### What is expected
Omit the images and return the remaining entries unchanged.

### Website and app data records

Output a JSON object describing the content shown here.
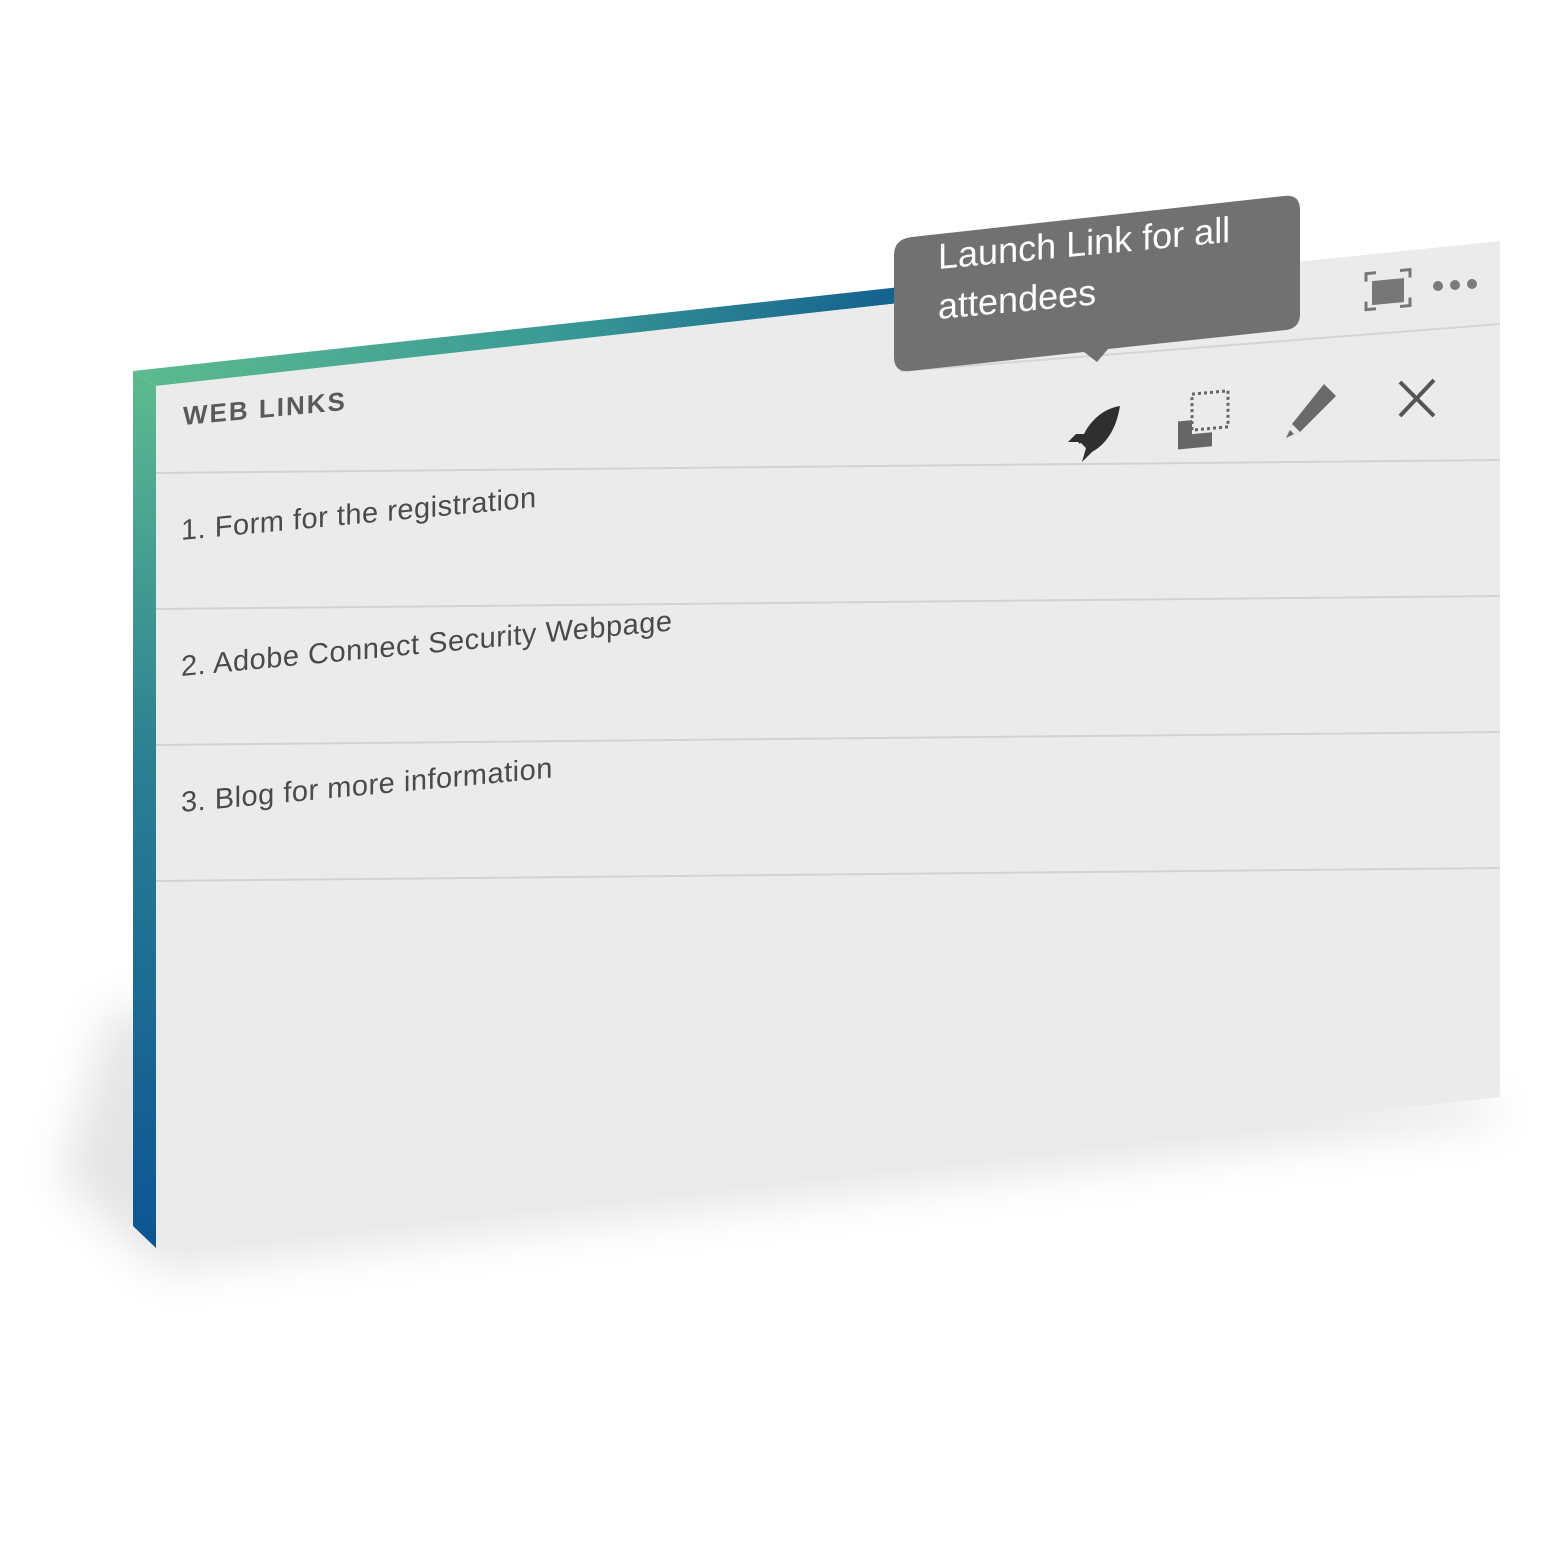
{
  "panel": {
    "title": "WEB LINKS",
    "links": [
      "1. Form for the registration",
      "2. Adobe Connect Security Webpage",
      "3. Blog for more information"
    ]
  },
  "toolbar": {
    "icons": [
      "rocket-icon",
      "copy-icon",
      "pencil-icon",
      "close-icon"
    ]
  },
  "header_icons": [
    "fullscreen-icon",
    "more-icon"
  ],
  "tooltip": {
    "text": "Launch Link for all attendees"
  },
  "colors": {
    "panel_bg": "#ebebeb",
    "tooltip_bg": "#717171",
    "accent_top": "#5dbb8f",
    "accent_bottom": "#0c5593",
    "text": "#4a4a4a",
    "icon": "#555555"
  }
}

### Written reply
Output a JSON object describing the content shown here.
{
  "panel": {
    "title": "WEB LINKS",
    "links": [
      "1. Form for the registration",
      "2. Adobe Connect Security Webpage",
      "3. Blog for more information"
    ]
  },
  "toolbar": {
    "icons": [
      "rocket-icon",
      "copy-icon",
      "pencil-icon",
      "close-icon"
    ]
  },
  "header_icons": [
    "fullscreen-icon",
    "more-icon"
  ],
  "tooltip": {
    "text": "Launch Link for all attendees"
  },
  "colors": {
    "panel_bg": "#ebebeb",
    "tooltip_bg": "#717171",
    "accent_top": "#5dbb8f",
    "accent_bottom": "#0c5593",
    "text": "#4a4a4a",
    "icon": "#555555"
  }
}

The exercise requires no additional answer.